During EMDR, the patient focuses on specific aspects of a disturbing memory (e.g., image, beliefs, emotions, and sensations). At the same time, the therapist provides “bilateral stimulation,” using eye movements, alternating sounds, or hand-held pulsars. The combination of bilateral stimulation with the therapist’s guidance facilitates an updated, adaptive integration of the memory. A successful treatment will demonstrate that emotional distress is reduced, negative beliefs about the self are revised, and physiological discomfort associated with the memory neutralizes.
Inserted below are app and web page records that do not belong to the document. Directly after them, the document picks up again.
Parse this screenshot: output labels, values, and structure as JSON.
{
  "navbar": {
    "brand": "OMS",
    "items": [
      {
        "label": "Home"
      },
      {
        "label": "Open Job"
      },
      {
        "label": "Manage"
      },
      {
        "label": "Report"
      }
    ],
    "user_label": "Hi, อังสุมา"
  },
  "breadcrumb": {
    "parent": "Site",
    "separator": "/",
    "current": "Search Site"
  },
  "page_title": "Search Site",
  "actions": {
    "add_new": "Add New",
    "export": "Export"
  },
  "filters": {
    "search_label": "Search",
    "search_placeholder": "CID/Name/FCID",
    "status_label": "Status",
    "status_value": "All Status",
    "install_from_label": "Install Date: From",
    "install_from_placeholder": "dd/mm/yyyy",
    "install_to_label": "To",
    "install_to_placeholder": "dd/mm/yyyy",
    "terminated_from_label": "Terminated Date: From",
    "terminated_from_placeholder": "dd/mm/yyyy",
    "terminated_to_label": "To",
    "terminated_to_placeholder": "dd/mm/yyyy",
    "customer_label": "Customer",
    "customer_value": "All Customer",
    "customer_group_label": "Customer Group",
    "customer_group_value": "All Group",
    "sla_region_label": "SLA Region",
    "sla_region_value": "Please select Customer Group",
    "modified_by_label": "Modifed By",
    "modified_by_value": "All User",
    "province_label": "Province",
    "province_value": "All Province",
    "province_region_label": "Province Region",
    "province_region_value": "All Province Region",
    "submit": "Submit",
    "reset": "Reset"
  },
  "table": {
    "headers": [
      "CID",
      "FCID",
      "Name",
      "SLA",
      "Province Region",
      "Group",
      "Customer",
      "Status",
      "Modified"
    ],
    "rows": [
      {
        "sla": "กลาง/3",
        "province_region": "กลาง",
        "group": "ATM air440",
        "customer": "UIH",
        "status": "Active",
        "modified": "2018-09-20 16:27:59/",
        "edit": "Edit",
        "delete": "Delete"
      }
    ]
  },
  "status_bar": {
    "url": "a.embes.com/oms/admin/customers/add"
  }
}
EMDR therapy has been recommended as an effective treatment for post-traumatic stress disorder in the practice guidelines of a wide range of organizations, including the American Psychiatric Association, the Department of Veterans Affairs and Department of Defense, and the International Society of Traumatic Stress Studies. The positive effects of EMDR have been supported by a meta-analysis of 26 randomized controlled studies (Lee & Cuijpers, 2013). Research has also suggested that EMDR may be helpful for individuals with anxiety, depression, dissociative disorders, performance enhancement, and distress related to infertility. To learn more about EMDR click here.